What biases have you experienced in your creative career and how have you overcome them?
I have only been an AFOL for just about 6 years and although my personal experiences have all been quite positive, the broader community is still heavily biased towards LEGO being a male hobby. This is very evident on social media where misogynistic memes and comments about women and LEGO are a very common occurrence. This type of environment is not supportive of female builders and reinforces the idea that LEGO is for men. I have heard from a lot of women who either feel uncomfortable joining online LEGO communities or physical LEGO User Groups (LUGs), or those who have joined but left those communities because the misogyny is rampant. My LUG, MILUG, is fairly unique in that two of the three founding members are women (my partner and I). Although our female members make up the minority in our club, it has always been important to us that our club be a space where anyone feels welcome. We are always looking at how we can evolve to create a space welcoming to folks from a variety of backgrounds and we discuss diversity and inclusion regularly. I am also part of the Brick Alliance, an intersectional LEGO community focussed on inclusion, education, and activism, in the LEGO ecosystem, and my goal is to help build a positive, supportive and inclusive AFOL community where everyone feels welcome.

What advice would you give to this generation of girls about how to achieve their goals?
I think one of the hardest things about being a young person is knowing what your dreams are. We often know what our parents’ dreams are for us, but we don’t often know what our own dreams are, so my advice would be to close your eyes and think about what brings you the most joy. The thing that brings you the most joy doesn’t have to bring you the most success or the most money, it just needs to bring you happiness. There are many ways to define success and once we open ourselves up to the possibilities, you will see that there are also many paths to success. I spent much of my life reaching towards an end point of what I thought was the pinnacle of success, but the stress broke me to a point where I had to take a few years off work to put the pieces of my life back together. I realized that the purpose, at least for me, isn’t to get to some end point or target, but to enjoy the journey along the way because the target will shift and sometimes change completely. The journey is also more fulfilling when you surround yourself with people who lift you up and cheer you on. Find those people and cheer them on too. As you extend one hand up towards your mentor, be sure to extend your other hand to someone who you can mentor. We all have something to offer at all stages of our journey, so be brave and recognize your value. When you are afraid, close your eyes, take a deep breath, and take another step forward.
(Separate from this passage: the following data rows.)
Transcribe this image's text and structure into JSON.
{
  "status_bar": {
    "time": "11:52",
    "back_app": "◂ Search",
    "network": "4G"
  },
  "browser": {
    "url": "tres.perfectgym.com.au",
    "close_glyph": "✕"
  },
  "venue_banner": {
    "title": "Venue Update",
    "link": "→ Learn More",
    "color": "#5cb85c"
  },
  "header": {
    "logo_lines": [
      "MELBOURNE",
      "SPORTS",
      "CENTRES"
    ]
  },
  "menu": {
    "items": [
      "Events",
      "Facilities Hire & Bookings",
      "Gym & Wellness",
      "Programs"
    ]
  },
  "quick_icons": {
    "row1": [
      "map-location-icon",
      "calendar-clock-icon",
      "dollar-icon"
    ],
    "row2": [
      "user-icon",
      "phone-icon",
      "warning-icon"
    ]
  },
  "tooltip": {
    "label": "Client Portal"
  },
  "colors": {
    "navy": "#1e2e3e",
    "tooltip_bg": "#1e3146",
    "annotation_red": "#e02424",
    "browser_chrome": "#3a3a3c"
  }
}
Krista is an ambassador of MILUG (Mid Island LEGO Users Group) on Vancouver Island